- Task requirements
Take the data below and filter it for lines containing the word "icon"; show each line found.

- Records supplied
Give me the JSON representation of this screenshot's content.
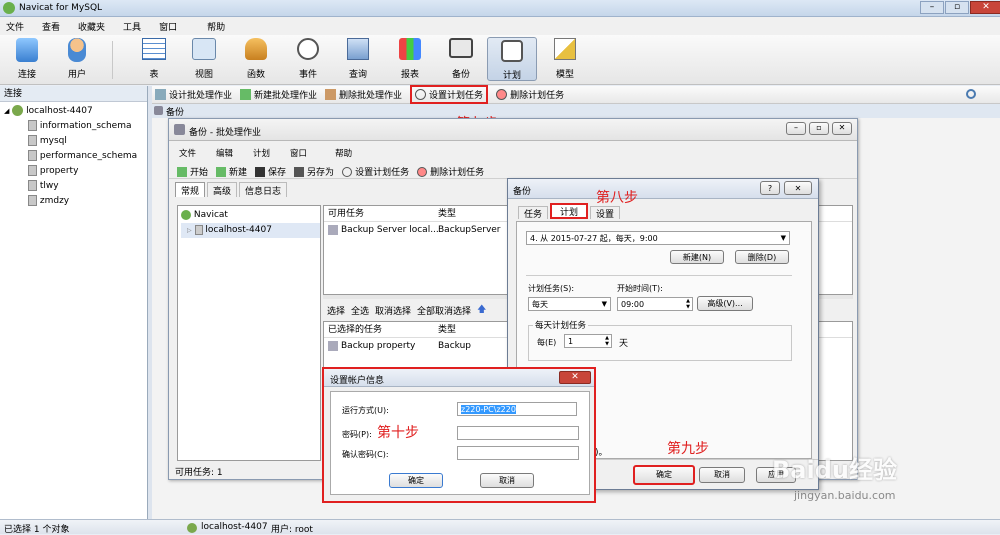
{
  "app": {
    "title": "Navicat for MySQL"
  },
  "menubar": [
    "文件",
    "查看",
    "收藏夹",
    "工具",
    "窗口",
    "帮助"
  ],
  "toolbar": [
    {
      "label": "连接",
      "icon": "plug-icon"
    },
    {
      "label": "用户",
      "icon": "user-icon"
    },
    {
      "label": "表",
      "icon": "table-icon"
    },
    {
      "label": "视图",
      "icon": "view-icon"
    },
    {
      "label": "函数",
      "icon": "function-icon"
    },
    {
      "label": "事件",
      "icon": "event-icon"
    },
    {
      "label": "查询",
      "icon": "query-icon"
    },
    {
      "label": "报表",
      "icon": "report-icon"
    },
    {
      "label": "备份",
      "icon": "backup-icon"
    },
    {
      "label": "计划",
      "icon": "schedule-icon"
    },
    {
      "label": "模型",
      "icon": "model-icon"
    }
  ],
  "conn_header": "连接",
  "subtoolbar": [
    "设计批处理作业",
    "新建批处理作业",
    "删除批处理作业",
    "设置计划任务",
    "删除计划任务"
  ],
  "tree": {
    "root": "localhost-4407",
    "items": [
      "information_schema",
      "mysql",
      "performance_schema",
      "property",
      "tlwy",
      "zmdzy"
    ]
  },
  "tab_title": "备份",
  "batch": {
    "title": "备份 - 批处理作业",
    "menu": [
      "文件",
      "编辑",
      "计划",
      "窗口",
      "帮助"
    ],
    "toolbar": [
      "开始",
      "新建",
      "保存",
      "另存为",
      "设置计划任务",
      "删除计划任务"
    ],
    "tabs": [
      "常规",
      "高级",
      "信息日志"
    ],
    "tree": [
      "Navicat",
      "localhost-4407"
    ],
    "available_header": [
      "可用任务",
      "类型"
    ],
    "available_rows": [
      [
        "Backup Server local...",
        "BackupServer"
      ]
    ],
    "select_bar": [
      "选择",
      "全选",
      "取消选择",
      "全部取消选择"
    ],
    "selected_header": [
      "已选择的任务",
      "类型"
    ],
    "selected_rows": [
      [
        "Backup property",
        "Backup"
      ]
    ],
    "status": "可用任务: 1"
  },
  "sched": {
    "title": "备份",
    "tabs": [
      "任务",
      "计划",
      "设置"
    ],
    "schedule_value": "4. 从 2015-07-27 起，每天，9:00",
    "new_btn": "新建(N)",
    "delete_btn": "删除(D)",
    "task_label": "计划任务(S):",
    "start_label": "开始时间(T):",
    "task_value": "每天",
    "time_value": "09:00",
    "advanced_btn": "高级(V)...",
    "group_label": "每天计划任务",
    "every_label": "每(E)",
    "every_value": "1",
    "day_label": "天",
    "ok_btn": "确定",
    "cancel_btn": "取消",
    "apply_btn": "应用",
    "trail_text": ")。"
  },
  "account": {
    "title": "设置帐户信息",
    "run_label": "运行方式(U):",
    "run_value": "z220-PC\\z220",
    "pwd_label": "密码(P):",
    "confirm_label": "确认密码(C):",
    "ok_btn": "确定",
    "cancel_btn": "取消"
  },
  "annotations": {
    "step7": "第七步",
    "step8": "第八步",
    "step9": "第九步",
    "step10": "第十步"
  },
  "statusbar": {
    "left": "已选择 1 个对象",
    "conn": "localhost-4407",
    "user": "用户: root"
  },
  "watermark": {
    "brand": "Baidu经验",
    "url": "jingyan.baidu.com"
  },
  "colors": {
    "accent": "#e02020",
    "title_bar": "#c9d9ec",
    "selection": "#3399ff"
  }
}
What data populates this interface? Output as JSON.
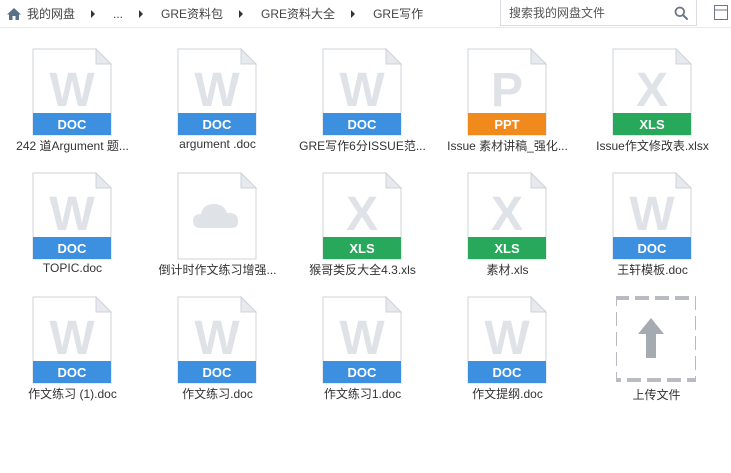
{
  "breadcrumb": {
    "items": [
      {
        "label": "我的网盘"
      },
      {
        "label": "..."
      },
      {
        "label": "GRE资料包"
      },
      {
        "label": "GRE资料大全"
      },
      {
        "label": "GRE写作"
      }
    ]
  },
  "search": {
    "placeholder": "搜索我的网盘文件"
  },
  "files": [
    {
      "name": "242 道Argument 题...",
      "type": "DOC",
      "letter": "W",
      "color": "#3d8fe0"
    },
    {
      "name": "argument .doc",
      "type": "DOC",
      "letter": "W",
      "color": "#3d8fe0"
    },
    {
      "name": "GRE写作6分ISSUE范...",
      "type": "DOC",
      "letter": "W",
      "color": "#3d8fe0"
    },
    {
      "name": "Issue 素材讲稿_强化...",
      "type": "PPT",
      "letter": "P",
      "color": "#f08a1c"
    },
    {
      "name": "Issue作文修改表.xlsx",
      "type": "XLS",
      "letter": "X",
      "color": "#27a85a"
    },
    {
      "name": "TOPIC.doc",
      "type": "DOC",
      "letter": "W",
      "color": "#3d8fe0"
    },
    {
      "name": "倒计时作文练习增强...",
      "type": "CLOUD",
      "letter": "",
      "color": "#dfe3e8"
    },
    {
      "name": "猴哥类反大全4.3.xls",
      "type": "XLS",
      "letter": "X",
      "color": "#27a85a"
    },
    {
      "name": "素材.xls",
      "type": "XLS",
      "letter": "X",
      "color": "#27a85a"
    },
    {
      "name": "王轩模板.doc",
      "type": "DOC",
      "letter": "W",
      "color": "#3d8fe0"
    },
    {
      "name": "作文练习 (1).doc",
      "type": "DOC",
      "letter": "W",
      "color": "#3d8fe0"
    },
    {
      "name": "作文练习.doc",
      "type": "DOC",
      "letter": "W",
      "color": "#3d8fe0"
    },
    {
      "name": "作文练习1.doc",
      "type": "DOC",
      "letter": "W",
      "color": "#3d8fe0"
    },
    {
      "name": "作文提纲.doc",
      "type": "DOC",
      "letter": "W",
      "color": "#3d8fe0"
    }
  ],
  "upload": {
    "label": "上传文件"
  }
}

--

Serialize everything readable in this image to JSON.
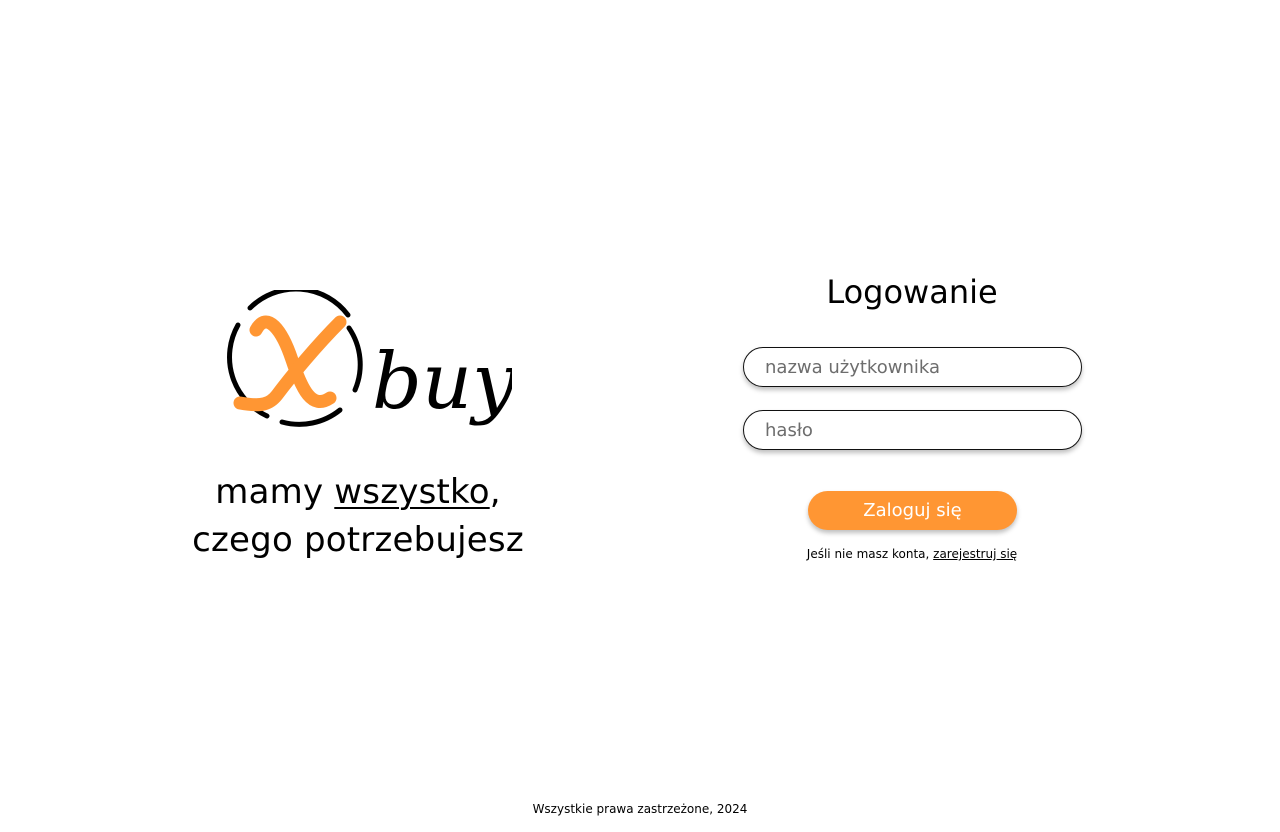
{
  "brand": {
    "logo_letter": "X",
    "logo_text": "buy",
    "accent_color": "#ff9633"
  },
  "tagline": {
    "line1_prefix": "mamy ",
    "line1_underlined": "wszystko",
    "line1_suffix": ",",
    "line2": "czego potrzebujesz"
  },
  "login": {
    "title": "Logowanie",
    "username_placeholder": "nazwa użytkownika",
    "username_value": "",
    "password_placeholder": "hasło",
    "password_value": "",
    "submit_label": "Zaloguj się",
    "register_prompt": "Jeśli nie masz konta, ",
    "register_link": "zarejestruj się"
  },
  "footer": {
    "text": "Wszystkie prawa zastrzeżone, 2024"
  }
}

- Solution
      "icon": "plug-icon"
      "icon": "user-icon"
      "icon": "table-icon"
      "icon": "view-icon"
      "icon": "function-icon"
      "icon": "event-icon"
      "icon": "query-icon"
      "icon": "report-icon"
      "icon": "backup-icon"
      "icon": "schedule-icon"
      "icon": "model-icon"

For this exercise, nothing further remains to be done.